When we complain about something in your code, we expect you to fix it. Sometimes we'll say something like "this is OK, but a better way would be...". You should fix that too. Ignoring such comments will lead to an automatic redo. If you don't understand what we're asking you to do, email us or come to our office hours -- don't just ignore the comment and hope it'll go away. This applies even for style violations. We're usually fairly lenient about style checking for the first lab, but not after that.

Late adds

I (Mike) will generally allow the course to be added during the first two weeks of class. Normally I won't allow adds after that, even if it's before add day.

One thing I do require for late adds is that the student submit proof that he/she has the prerequisites for the class.
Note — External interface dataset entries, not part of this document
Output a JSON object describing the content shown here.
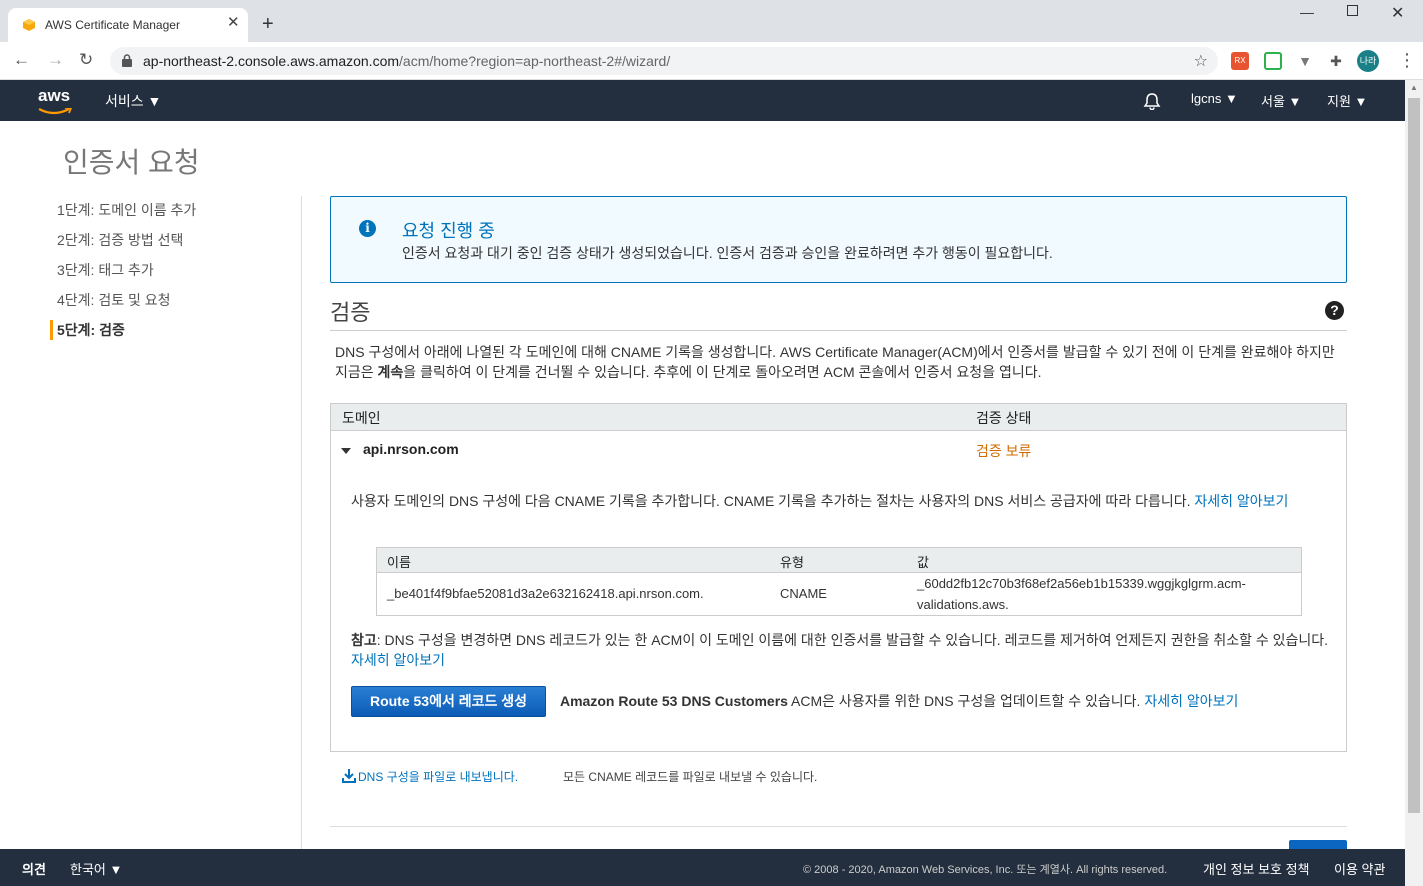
{
  "browser": {
    "tab_title": "AWS Certificate Manager",
    "new_tab": "+",
    "close_tab": "✕",
    "url_host": "ap-northeast-2.console.aws.amazon.com",
    "url_path": "/acm/home?region=ap-northeast-2#/wizard/",
    "profile": "나라",
    "extensions": [
      "RX",
      "screen-icon",
      "v-icon",
      "puzzle-icon"
    ]
  },
  "aws_header": {
    "logo": "aws",
    "services": "서비스",
    "account": "lgcns",
    "region": "서울",
    "support": "지원"
  },
  "page": {
    "title": "인증서 요청",
    "steps": [
      {
        "label": "1단계: 도메인 이름 추가"
      },
      {
        "label": "2단계: 검증 방법 선택"
      },
      {
        "label": "3단계: 태그 추가"
      },
      {
        "label": "4단계: 검토 및 요청"
      },
      {
        "label": "5단계: 검증",
        "active": true
      }
    ]
  },
  "alert": {
    "title": "요청 진행 중",
    "body": "인증서 요청과 대기 중인 검증 상태가 생성되었습니다. 인증서 검증과 승인을 완료하려면 추가 행동이 필요합니다."
  },
  "validation": {
    "title": "검증",
    "desc_part1": "DNS 구성에서 아래에 나열된 각 도메인에 대해 CNAME 기록을 생성합니다. AWS Certificate Manager(ACM)에서 인증서를 발급할 수 있기 전에 이 단계를 완료해야 하지만 지금은 ",
    "desc_bold": "계속",
    "desc_part2": "을 클릭하여 이 단계를 건너뛸 수 있습니다. 추후에 이 단계로 돌아오려면 ACM 콘솔에서 인증서 요청을 엽니다.",
    "col_domain": "도메인",
    "col_status": "검증 상태",
    "domain": "api.nrson.com",
    "status": "검증 보류",
    "info": "사용자 도메인의 DNS 구성에 다음 CNAME 기록을 추가합니다. CNAME 기록을 추가하는 절차는 사용자의 DNS 서비스 공급자에 따라 다릅니다. ",
    "info_link": "자세히 알아보기",
    "cname": {
      "col_name": "이름",
      "col_type": "유형",
      "col_value": "값",
      "name": "_be401f4f9bfae52081d3a2e632162418.api.nrson.com.",
      "type": "CNAME",
      "value_line1": "_60dd2fb12c70b3f68ef2a56eb1b15339.wggjkglgrm.acm-",
      "value_line2": "validations.aws."
    },
    "note_bold": "참고",
    "note": ": DNS 구성을 변경하면 DNS 레코드가 있는 한 ACM이 이 도메인 이름에 대한 인증서를 발급할 수 있습니다. 레코드를 제거하여 언제든지 권한을 취소할 수 있습니다. ",
    "note_link": "자세히 알아보기",
    "r53_button": "Route 53에서 레코드 생성",
    "r53_bold": "Amazon Route 53 DNS Customers",
    "r53_text": " ACM은 사용자를 위한 DNS 구성을 업데이트할 수 있습니다. ",
    "r53_link": "자세히 알아보기"
  },
  "export": {
    "link": "DNS 구성을 파일로 내보냅니다.",
    "desc": "모든 CNAME 레코드를 파일로 내보낼 수 있습니다."
  },
  "footer": {
    "feedback": "의견",
    "language": "한국어",
    "copyright": "© 2008 - 2020, Amazon Web Services, Inc. 또는 계열사. All rights reserved.",
    "privacy": "개인 정보 보호 정책",
    "terms": "이용 약관"
  },
  "colors": {
    "aws_dark": "#232f3e",
    "link": "#0073bb",
    "pending": "#d06b00",
    "accent": "#ff9900"
  }
}
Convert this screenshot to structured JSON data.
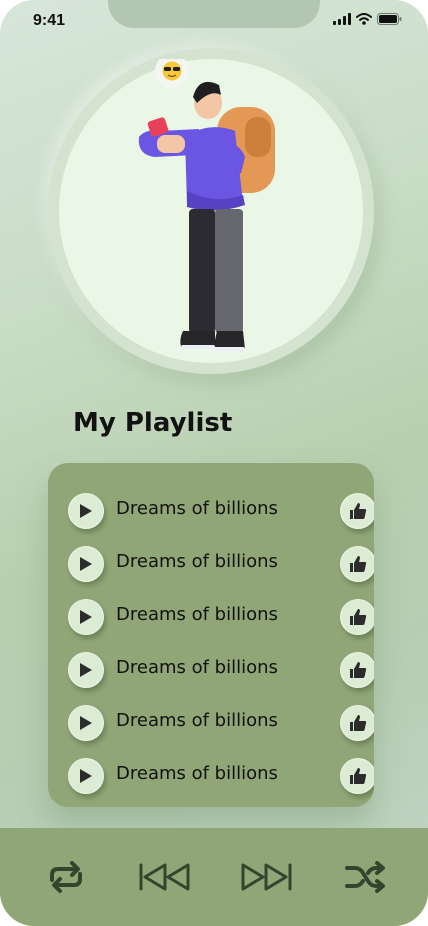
{
  "status_bar": {
    "time": "9:41",
    "icons": [
      "signal-icon",
      "wifi-icon",
      "battery-icon"
    ]
  },
  "hero": {
    "illustration": "person-with-phone-and-backpack",
    "emoji": "sunglasses-emoji"
  },
  "playlist": {
    "title": "My Playlist",
    "songs": [
      {
        "title": "Dreams of billions"
      },
      {
        "title": "Dreams of billions"
      },
      {
        "title": "Dreams of billions"
      },
      {
        "title": "Dreams of billions"
      },
      {
        "title": "Dreams of billions"
      },
      {
        "title": "Dreams of billions"
      }
    ]
  },
  "player_controls": [
    "repeat-icon",
    "previous-icon",
    "next-icon",
    "shuffle-icon"
  ],
  "colors": {
    "background": "#c9dcc6",
    "panel": "#91a676",
    "button": "#dcebd3",
    "icon": "#34452e"
  }
}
Officially, this means that the student has passed or placed out of CS 1, though I will also accept students who have passed a different CS 11 track, or students who have taken and passed upper-level CS classes with substantial programming components (e.g. CS 24). Taking a programming course concurrently is not acceptable, and neither is having taken a programming course in high school. Furthermore, since the registrar doesn't yet enforce course prerequisites, any student wishing to add CS 11 must send me their Caltech transcript as evidence of having the proper prerequisites (either a PDF or a written copy is fine). I know this is a nuisance, but we've had a lot of problems with inadequately prepared students taking the class and doing very poorly. CS 11 is emphatically not a course for absolute beginners! If you're a beginner, you should take CS 1 instead.

When a student adds the course, all assignments that have been assigned up to that point are due at the due date for the current assignment. Normal late penalties apply with respect to these due dates.


We welcome auditors. If we have time, we will grade assignments submitted by auditors. However, this grading has low priority and may not happen (or may not be up to my usual grading standards, or may not be returned promptly).